> [WHAT NEEDS TO BE DONE]
The answer must be every line of the records in which the string "description" appears.

::::::

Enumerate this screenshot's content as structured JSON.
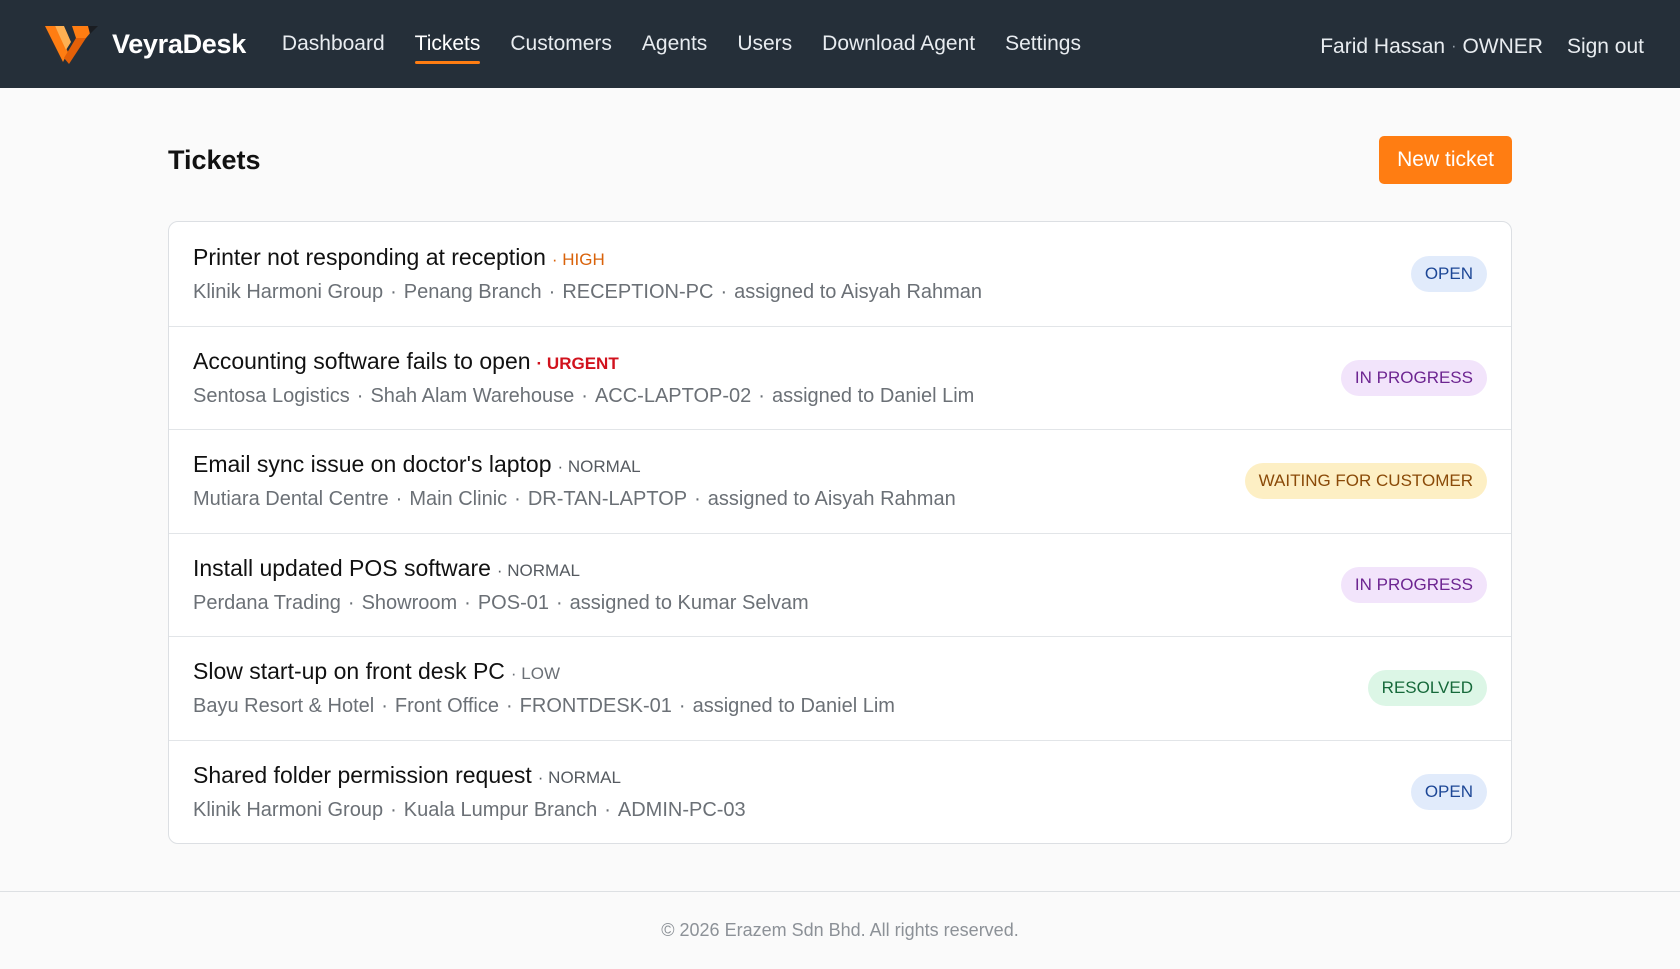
{
  "header": {
    "brand": "VeyraDesk",
    "nav": [
      {
        "label": "Dashboard",
        "active": false
      },
      {
        "label": "Tickets",
        "active": true
      },
      {
        "label": "Customers",
        "active": false
      },
      {
        "label": "Agents",
        "active": false
      },
      {
        "label": "Users",
        "active": false
      },
      {
        "label": "Download Agent",
        "active": false
      },
      {
        "label": "Settings",
        "active": false
      }
    ],
    "user_name": "Farid Hassan",
    "user_separator": "·",
    "user_role": "OWNER",
    "sign_out": "Sign out"
  },
  "page": {
    "title": "Tickets",
    "new_ticket_label": "New ticket"
  },
  "meta_separator": "·",
  "tickets": [
    {
      "title": "Printer not responding at reception",
      "priority": "· HIGH",
      "priority_level": "high",
      "customer": "Klinik Harmoni Group",
      "site": "Penang Branch",
      "device": "RECEPTION-PC",
      "assignee": "assigned to Aisyah Rahman",
      "status": "OPEN",
      "status_type": "open"
    },
    {
      "title": "Accounting software fails to open",
      "priority": "· URGENT",
      "priority_level": "urgent",
      "customer": "Sentosa Logistics",
      "site": "Shah Alam Warehouse",
      "device": "ACC-LAPTOP-02",
      "assignee": "assigned to Daniel Lim",
      "status": "IN PROGRESS",
      "status_type": "progress"
    },
    {
      "title": "Email sync issue on doctor's laptop",
      "priority": "· NORMAL",
      "priority_level": "normal",
      "customer": "Mutiara Dental Centre",
      "site": "Main Clinic",
      "device": "DR-TAN-LAPTOP",
      "assignee": "assigned to Aisyah Rahman",
      "status": "WAITING FOR CUSTOMER",
      "status_type": "waiting"
    },
    {
      "title": "Install updated POS software",
      "priority": "· NORMAL",
      "priority_level": "normal",
      "customer": "Perdana Trading",
      "site": "Showroom",
      "device": "POS-01",
      "assignee": "assigned to Kumar Selvam",
      "status": "IN PROGRESS",
      "status_type": "progress"
    },
    {
      "title": "Slow start-up on front desk PC",
      "priority": "· LOW",
      "priority_level": "low",
      "customer": "Bayu Resort & Hotel",
      "site": "Front Office",
      "device": "FRONTDESK-01",
      "assignee": "assigned to Daniel Lim",
      "status": "RESOLVED",
      "status_type": "resolved"
    },
    {
      "title": "Shared folder permission request",
      "priority": "· NORMAL",
      "priority_level": "normal",
      "customer": "Klinik Harmoni Group",
      "site": "Kuala Lumpur Branch",
      "device": "ADMIN-PC-03",
      "assignee": null,
      "status": "OPEN",
      "status_type": "open"
    }
  ],
  "footer": {
    "copyright": "© 2026 Erazem Sdn Bhd. All rights reserved."
  },
  "colors": {
    "nav_bg": "#252f39",
    "accent": "#ff7d12",
    "priority_high": "#d9620a",
    "priority_urgent": "#d1121d",
    "status_open": "#e1ebfb",
    "status_progress": "#f2e4fb",
    "status_waiting": "#fdefc4",
    "status_resolved": "#dcf6e6"
  },
  "icons": {
    "brand_logo": "brand-logo-icon"
  }
}
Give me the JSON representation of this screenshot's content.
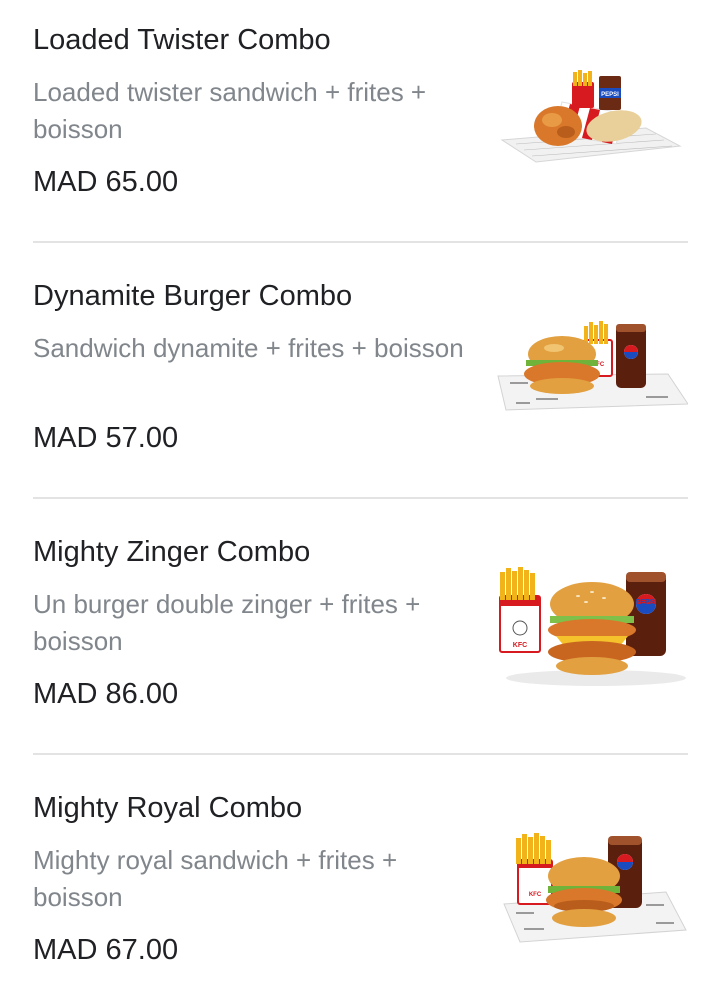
{
  "menu": {
    "items": [
      {
        "name": "Loaded Twister Combo",
        "description": "Loaded twister sandwich + frites + boisson",
        "price": "MAD 65.00",
        "image": "twister-combo-photo"
      },
      {
        "name": "Dynamite Burger Combo",
        "description": "Sandwich dynamite + frites + boisson",
        "price": "MAD 57.00",
        "image": "dynamite-burger-combo-photo"
      },
      {
        "name": "Mighty Zinger Combo",
        "description": "Un burger double zinger + frites + boisson",
        "price": "MAD 86.00",
        "image": "mighty-zinger-combo-photo"
      },
      {
        "name": "Mighty Royal Combo",
        "description": "Mighty royal sandwich + frites + boisson",
        "price": "MAD 67.00",
        "image": "mighty-royal-combo-photo"
      }
    ],
    "image_texts": {
      "brand_kfc": "KFC",
      "brand_drink": "PEPSI"
    },
    "colors": {
      "title": "#202124",
      "description": "#80868b",
      "divider": "#e3e3e3",
      "kfc_red": "#d71920",
      "fries": "#f2b21a",
      "cola": "#6b2a14",
      "chicken": "#d9782a"
    }
  }
}
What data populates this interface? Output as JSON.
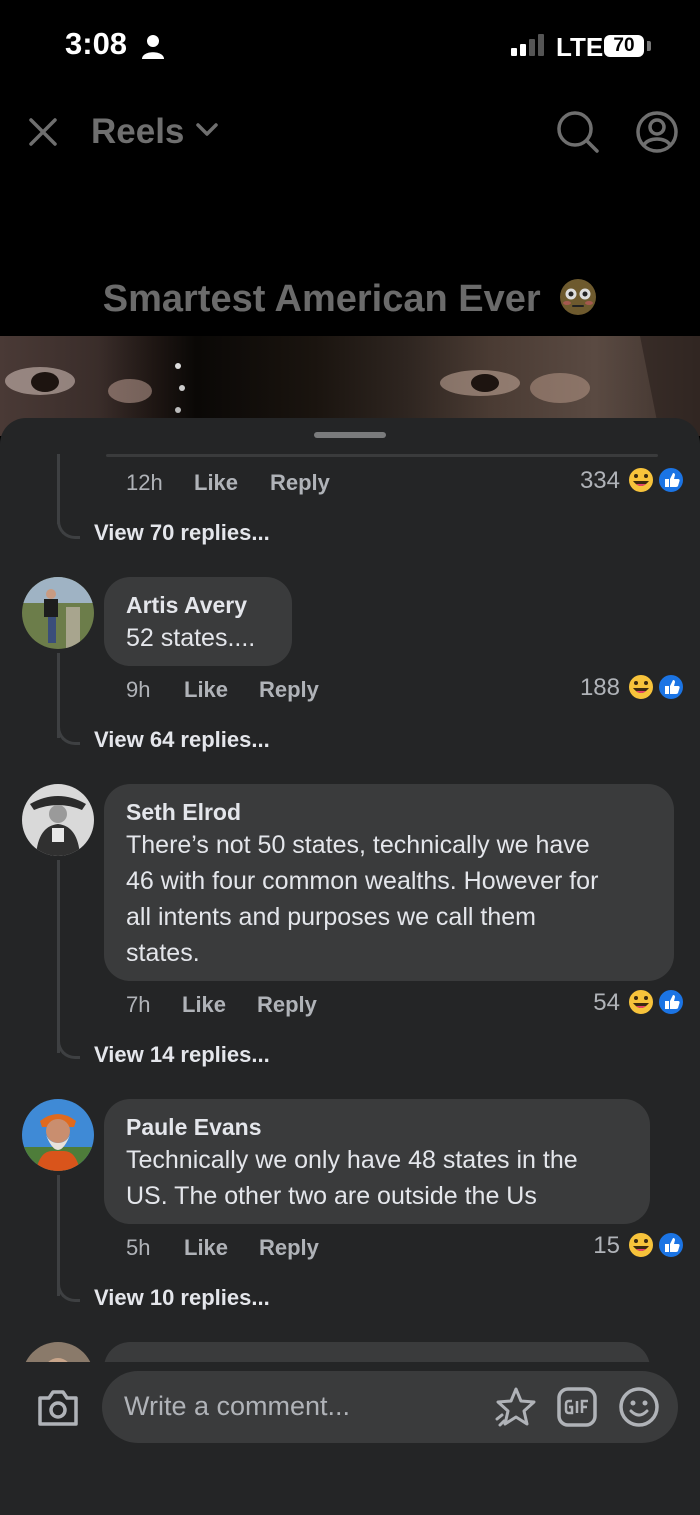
{
  "status_bar": {
    "time": "3:08",
    "network": "LTE",
    "battery": "70"
  },
  "header": {
    "title": "Reels"
  },
  "video": {
    "title": "Smartest American Ever"
  },
  "top_thread": {
    "time": "12h",
    "like": "Like",
    "reply": "Reply",
    "count": "334",
    "view_replies": "View 70 replies..."
  },
  "comments": [
    {
      "name": "Artis Avery",
      "text": "52 states....",
      "time": "9h",
      "like": "Like",
      "reply": "Reply",
      "count": "188",
      "view_replies": "View 64 replies..."
    },
    {
      "name": "Seth Elrod",
      "text_lines": [
        "There’s not 50 states, technically we have",
        "46 with four common wealths. However for",
        "all intents and purposes we call them",
        "states."
      ],
      "time": "7h",
      "like": "Like",
      "reply": "Reply",
      "count": "54",
      "view_replies": "View 14 replies..."
    },
    {
      "name": "Paule Evans",
      "text_lines": [
        "Technically we only have 48 states in the",
        "US. The other two are outside the Us"
      ],
      "time": "5h",
      "like": "Like",
      "reply": "Reply",
      "count": "15",
      "view_replies": "View 10 replies..."
    }
  ],
  "composer": {
    "placeholder": "Write a comment..."
  }
}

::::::

> [TASK RESULT]
        "description": "Loaded twister sandwich + frites + boisson",
        "description": "Sandwich dynamite + frites + boisson",
        "description": "Un burger double zinger + frites + boisson",
        "description": "Mighty royal sandwich + frites + boisson",
      "description": "#80868b",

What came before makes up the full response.